I remember them as being very handsome more like Robin Hoods than real criminals. Yes the Richardsons and their chief enforcer Mad Frankie Fraser [the dentist] are still alive!

I think my sheltered childhood, it was too dangerous to go out after school in Camberwell, led to me becoming a voracious reader.

I am just about to finish the Peter Robinson book Piece of My Heart, before moving on to a European crime book [not sure which one yet]. I suspect the road manager of the Mad Hatters, or Tania, but am probably completely wrong.

Tuesday, September 12, 2006


I have just finished reading The Shape of Water by Andrea Camilleri.

This is the second Inspector Salvo Montalbano book I have read [The Snack Thief was the first] and I enjoyed it immensely.
I think Shape was the first in the series so I have read them out of order, but this did not matter in this case.

Of course you have to get used to the unconventional methods used by Montalbano as he negotiates his way through a complicated web of politicos, drug dealers, immigration problems, and prostitutes, with tactics that bear little or no resemblance to British policing methods.

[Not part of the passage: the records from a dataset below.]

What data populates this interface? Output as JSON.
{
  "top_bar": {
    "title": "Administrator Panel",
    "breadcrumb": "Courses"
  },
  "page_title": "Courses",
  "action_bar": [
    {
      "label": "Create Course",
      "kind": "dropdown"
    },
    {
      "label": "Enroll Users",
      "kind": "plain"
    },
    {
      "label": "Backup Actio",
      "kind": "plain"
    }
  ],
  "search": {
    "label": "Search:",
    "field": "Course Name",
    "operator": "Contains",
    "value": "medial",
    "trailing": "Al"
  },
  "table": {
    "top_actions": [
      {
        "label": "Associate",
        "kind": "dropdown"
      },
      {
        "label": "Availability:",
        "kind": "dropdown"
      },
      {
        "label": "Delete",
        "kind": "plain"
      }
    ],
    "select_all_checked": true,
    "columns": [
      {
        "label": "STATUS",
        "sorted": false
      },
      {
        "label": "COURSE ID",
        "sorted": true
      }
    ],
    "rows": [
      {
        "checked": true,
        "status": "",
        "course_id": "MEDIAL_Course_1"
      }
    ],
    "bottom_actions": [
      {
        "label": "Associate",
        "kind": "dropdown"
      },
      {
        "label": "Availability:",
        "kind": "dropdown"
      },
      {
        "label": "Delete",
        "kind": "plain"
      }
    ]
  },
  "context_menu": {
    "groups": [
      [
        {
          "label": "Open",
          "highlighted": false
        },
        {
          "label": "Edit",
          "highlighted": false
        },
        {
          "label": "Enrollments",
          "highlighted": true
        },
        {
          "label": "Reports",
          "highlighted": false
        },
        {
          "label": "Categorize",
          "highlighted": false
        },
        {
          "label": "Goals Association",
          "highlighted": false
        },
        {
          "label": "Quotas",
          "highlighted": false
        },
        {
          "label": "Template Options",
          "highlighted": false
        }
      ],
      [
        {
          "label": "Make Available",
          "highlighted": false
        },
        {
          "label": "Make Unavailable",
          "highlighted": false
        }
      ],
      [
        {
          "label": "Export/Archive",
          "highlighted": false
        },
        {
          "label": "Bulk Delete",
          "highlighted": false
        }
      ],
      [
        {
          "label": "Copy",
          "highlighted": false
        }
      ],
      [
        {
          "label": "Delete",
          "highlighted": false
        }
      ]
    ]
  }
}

The charming Italian is no Morse, Dalgeish, Banks or Wexford, he is a far more balanced character who would far rather enjoy a plate of baby octopus than rush off to solve a case.
But then this is Sicily not Oxford, Yorkshire or the Home Counties although Montalbano's superiors and the local bigwigs are the same as all over the world, obstructive.

Sometimes in Italian crime mysteries the crimes solve themselves, or the perpetrators are not brought to justice, but that is all part of the charm of Italy.

Andrea Camilleri has created a great detective in an interesting setting, and I note he lives in Rome well away from the some of the nasty characters he has created.

I shall read more of Salvo Montalbano, and his long suffering mistress Livia, in the future.
Rating 4 out of 5


From Der Spiegel

Kidnapped when she was ten, Austria's Natascha Kampusch escaped eight-and-a-half years later. During her captivity she thought carefully about how she wanted to live once free. Now she's a media star and keeping to her script, surrounded by a team of eager advisors.

Many times one half hears news on the radio or TV and thinks it happened in the USA simply because we are bombarded with American films, news, books and TV concerning crime in Las Vegas or Miami.

Yesterdays drive by shooting case in Boreham Wood, the Dunblane Massacre, and the Hungerford shootings were all USA moments.

But the kidnapping of Natascha Kampusch was the classic USA moment as we could not believe it happened in "civilized" Europe.



Crime scraps will be a personal blog discussing crime books in Europe, and by that I mean continental Europe not Britain and Ireland.

I will from time to time discuss my own experience of crime and criminals. The name Crime Scraps has some relevance to a criminal connection in my past, but you will have to wait until I post that story.